Dataset rows for apps and sites:
================================

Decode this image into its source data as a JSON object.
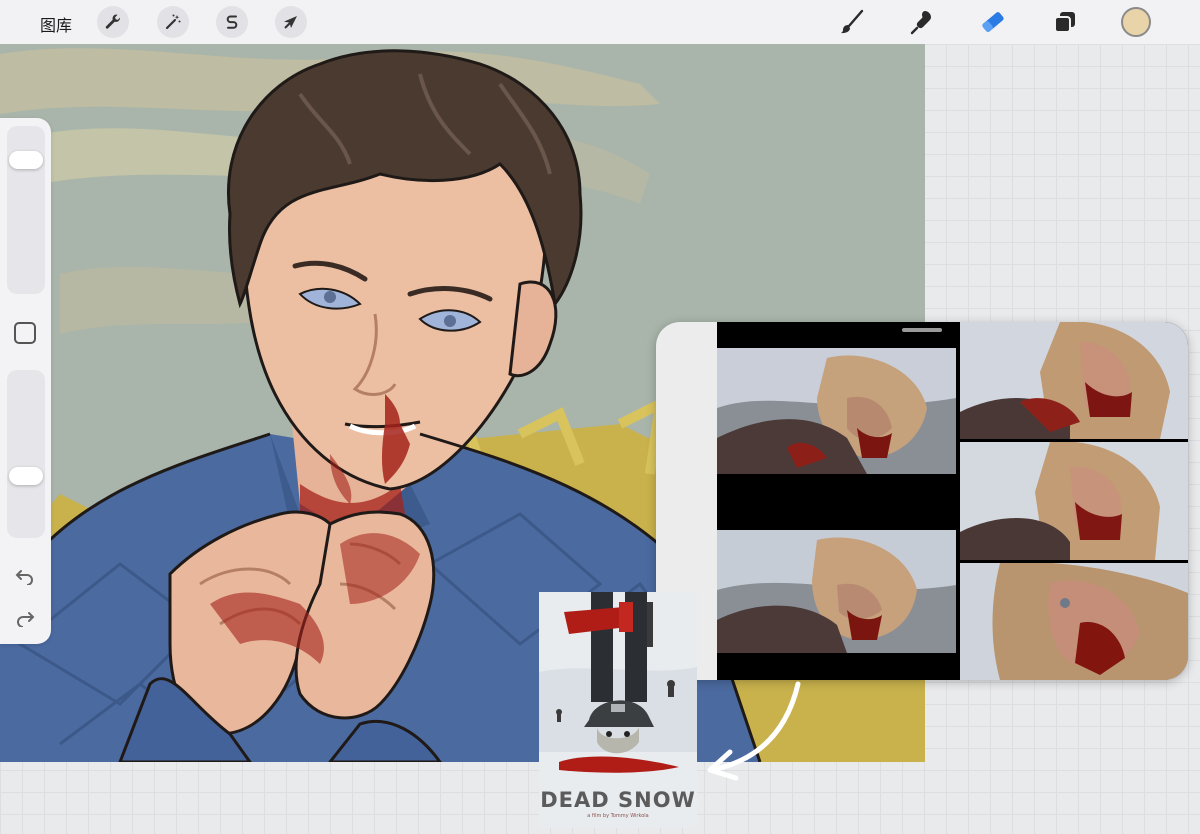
{
  "toolbar": {
    "gallery_label": "图库",
    "left_tools": [
      {
        "name": "actions",
        "icon": "wrench-icon"
      },
      {
        "name": "adjustments",
        "icon": "magic-wand-icon"
      },
      {
        "name": "selection",
        "icon": "selection-s-icon"
      },
      {
        "name": "transform",
        "icon": "arrow-cursor-icon"
      }
    ],
    "right_tools": [
      {
        "name": "brush",
        "icon": "brush-icon"
      },
      {
        "name": "smudge",
        "icon": "smudge-icon"
      },
      {
        "name": "eraser",
        "icon": "eraser-icon",
        "active": true
      },
      {
        "name": "layers",
        "icon": "layers-icon"
      }
    ],
    "active_color": "#e8d4a8",
    "accent_color": "#2c7be5"
  },
  "sidebar": {
    "brush_size_level": 0.84,
    "opacity_level": 0.35,
    "modify_button": "square-icon",
    "undo": "undo-icon",
    "redo": "redo-icon"
  },
  "reference_panel": {
    "frames": 5
  },
  "poster": {
    "title": "DEAD SNOW",
    "credit": "a film by Tommy Wirkola"
  },
  "colors": {
    "canvas_bg": "#a9b5aa",
    "shirt_blue": "#4b6aa0",
    "skin": "#e9b79c",
    "hair": "#4a3a30",
    "blood": "#a4221a",
    "yellow_field": "#c9b24c"
  }
}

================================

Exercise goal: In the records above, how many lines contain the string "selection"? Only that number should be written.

Task result: 2